> TRY IT
In the data below, how many lines contain the string "this"? Reply with the number only.

[RECORDS FOR THE EXERCISE]

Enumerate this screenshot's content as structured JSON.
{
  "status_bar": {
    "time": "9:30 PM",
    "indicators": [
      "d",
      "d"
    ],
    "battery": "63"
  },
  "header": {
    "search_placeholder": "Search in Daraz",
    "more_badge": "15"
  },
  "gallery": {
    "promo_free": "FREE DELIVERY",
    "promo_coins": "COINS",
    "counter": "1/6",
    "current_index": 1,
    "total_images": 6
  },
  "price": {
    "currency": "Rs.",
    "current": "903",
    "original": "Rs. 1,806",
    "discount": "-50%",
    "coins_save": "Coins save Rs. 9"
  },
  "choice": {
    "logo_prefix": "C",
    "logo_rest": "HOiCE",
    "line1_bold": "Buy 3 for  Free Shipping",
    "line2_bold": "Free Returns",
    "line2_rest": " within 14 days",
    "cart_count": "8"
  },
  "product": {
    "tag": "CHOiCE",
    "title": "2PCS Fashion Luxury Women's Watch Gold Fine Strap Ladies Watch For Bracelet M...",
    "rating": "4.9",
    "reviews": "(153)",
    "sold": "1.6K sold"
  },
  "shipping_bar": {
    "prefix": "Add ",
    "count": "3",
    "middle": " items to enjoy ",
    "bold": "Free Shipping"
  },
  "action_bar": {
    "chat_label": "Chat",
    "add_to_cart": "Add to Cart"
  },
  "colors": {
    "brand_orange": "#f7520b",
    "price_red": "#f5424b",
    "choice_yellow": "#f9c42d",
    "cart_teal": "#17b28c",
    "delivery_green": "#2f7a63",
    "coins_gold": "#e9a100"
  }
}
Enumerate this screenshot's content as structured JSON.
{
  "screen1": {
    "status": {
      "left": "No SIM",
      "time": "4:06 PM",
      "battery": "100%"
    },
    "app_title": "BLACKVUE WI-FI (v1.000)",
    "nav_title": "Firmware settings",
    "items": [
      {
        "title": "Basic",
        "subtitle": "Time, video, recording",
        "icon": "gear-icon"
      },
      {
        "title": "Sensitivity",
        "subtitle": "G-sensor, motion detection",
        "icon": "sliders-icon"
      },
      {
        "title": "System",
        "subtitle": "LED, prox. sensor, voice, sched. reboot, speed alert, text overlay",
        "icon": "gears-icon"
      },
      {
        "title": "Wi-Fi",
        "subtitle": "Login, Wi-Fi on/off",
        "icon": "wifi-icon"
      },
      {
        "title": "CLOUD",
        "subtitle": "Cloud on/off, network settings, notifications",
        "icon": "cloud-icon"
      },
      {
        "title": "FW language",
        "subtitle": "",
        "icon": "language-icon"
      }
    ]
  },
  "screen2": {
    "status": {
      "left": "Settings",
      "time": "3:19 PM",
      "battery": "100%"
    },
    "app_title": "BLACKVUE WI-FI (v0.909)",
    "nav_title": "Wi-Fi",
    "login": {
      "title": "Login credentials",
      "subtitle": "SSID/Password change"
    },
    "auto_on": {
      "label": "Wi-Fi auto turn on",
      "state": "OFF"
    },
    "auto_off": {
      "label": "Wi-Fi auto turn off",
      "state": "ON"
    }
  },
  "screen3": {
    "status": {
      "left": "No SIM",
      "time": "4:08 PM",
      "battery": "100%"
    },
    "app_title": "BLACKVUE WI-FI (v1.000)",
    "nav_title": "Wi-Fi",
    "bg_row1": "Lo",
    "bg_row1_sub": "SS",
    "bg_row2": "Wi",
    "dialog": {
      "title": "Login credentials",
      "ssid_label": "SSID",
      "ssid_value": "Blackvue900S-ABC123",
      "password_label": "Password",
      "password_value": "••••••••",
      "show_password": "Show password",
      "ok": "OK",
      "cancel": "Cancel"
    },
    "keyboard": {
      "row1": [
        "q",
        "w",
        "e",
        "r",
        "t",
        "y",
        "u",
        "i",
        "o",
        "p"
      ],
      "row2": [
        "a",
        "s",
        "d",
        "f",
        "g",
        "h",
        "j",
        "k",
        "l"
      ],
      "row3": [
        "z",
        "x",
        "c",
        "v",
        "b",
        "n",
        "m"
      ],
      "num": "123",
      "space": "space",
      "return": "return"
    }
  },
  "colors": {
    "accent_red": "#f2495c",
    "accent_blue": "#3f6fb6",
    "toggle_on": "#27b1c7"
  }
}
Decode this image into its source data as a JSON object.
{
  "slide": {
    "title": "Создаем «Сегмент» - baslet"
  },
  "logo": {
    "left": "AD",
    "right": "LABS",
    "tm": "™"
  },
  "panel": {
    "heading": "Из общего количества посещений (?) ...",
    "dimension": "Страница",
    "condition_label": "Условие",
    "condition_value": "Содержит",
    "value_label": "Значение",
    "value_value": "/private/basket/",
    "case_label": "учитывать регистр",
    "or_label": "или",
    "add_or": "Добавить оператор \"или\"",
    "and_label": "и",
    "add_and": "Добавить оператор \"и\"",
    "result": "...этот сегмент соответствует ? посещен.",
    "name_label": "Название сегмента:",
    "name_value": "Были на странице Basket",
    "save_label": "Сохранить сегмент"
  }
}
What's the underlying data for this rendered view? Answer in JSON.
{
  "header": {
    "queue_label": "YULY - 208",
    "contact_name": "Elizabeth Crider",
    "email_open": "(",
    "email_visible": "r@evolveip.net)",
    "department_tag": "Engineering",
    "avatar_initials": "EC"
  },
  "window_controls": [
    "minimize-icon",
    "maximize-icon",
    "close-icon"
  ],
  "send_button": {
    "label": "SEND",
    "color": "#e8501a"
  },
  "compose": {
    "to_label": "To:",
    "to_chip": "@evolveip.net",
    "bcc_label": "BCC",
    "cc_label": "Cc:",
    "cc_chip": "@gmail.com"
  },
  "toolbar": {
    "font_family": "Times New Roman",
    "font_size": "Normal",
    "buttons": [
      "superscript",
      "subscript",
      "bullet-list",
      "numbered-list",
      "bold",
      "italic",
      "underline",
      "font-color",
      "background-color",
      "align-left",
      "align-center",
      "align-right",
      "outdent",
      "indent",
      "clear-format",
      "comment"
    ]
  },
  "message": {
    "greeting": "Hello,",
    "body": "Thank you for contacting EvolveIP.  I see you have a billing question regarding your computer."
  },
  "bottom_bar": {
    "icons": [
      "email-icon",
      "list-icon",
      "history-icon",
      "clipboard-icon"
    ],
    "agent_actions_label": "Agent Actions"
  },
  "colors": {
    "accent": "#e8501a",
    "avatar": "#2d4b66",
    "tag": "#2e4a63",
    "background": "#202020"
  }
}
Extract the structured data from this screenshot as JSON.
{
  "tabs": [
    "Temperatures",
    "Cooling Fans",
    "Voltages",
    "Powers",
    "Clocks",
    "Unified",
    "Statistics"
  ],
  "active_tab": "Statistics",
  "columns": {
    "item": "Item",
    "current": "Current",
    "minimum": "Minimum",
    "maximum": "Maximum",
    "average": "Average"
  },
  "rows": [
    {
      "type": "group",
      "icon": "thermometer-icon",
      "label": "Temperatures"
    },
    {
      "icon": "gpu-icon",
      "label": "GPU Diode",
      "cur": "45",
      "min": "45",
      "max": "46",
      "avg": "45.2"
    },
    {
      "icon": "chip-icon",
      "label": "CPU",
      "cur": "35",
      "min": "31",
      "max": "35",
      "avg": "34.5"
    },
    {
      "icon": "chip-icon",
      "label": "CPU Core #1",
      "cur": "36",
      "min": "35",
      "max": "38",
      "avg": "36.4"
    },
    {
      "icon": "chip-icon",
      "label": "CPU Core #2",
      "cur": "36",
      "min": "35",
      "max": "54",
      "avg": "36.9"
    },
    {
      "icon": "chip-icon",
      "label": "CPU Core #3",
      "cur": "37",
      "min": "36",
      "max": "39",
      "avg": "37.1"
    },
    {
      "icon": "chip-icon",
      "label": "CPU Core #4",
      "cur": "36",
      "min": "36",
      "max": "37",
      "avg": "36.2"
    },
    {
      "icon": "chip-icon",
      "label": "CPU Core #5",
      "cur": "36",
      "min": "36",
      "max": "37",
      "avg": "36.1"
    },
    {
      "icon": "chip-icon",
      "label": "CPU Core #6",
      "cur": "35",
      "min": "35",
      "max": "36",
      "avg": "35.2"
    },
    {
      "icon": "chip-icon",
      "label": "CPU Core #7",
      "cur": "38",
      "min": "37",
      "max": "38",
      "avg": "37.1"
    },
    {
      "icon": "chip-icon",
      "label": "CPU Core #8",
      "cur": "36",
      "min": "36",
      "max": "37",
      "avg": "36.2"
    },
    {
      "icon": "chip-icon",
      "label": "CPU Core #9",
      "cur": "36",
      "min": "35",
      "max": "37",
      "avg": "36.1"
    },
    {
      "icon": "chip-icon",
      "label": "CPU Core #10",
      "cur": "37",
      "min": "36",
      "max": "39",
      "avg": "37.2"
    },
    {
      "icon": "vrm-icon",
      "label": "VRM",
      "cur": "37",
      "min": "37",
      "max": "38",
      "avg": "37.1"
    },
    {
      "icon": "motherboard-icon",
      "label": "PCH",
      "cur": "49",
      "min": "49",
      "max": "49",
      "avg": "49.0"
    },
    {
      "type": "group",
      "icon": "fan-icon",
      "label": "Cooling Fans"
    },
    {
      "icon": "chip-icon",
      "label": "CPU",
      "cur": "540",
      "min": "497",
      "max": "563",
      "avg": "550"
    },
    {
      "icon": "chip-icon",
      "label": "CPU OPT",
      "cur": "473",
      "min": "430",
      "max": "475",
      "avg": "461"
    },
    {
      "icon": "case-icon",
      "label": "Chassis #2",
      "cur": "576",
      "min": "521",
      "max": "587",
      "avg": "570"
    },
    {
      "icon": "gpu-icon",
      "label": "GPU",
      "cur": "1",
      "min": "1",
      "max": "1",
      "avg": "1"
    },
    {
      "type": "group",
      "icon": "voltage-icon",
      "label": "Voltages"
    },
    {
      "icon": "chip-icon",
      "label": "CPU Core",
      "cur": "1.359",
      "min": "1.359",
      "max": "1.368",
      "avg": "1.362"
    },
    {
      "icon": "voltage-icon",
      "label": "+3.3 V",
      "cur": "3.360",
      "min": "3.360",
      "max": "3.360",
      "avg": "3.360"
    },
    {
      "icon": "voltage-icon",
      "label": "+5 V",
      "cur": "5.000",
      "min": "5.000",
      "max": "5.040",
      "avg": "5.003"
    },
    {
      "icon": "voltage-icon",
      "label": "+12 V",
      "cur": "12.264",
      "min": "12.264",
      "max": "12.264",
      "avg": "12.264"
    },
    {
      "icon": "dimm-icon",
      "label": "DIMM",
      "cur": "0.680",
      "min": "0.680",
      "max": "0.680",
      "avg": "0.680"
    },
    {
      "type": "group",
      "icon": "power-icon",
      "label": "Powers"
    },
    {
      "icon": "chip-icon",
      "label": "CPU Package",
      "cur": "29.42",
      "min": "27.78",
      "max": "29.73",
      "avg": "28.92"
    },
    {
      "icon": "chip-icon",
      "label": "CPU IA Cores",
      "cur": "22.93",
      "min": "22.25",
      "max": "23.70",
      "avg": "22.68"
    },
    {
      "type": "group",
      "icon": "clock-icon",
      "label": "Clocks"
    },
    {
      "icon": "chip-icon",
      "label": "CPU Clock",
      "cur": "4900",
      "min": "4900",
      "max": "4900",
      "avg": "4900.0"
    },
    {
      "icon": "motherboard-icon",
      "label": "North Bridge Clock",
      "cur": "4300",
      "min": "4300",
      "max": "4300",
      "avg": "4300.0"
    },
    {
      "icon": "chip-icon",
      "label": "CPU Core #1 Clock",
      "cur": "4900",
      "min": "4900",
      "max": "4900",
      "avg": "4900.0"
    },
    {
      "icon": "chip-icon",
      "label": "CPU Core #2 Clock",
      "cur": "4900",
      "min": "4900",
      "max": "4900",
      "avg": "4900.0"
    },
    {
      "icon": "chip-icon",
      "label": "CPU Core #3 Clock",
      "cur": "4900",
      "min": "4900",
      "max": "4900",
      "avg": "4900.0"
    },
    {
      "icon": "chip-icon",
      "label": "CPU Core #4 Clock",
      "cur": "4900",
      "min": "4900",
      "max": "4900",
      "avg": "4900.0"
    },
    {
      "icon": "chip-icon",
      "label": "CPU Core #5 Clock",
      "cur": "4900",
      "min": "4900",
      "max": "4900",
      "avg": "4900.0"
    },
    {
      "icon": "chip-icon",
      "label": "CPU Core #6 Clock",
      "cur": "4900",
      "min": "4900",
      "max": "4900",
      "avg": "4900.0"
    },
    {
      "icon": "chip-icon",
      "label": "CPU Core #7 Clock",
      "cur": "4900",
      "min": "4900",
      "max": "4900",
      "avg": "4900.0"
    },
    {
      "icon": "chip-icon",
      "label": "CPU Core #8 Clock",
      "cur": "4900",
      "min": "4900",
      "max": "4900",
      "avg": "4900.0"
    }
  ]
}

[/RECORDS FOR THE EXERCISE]

> EXERCISE ANSWER
5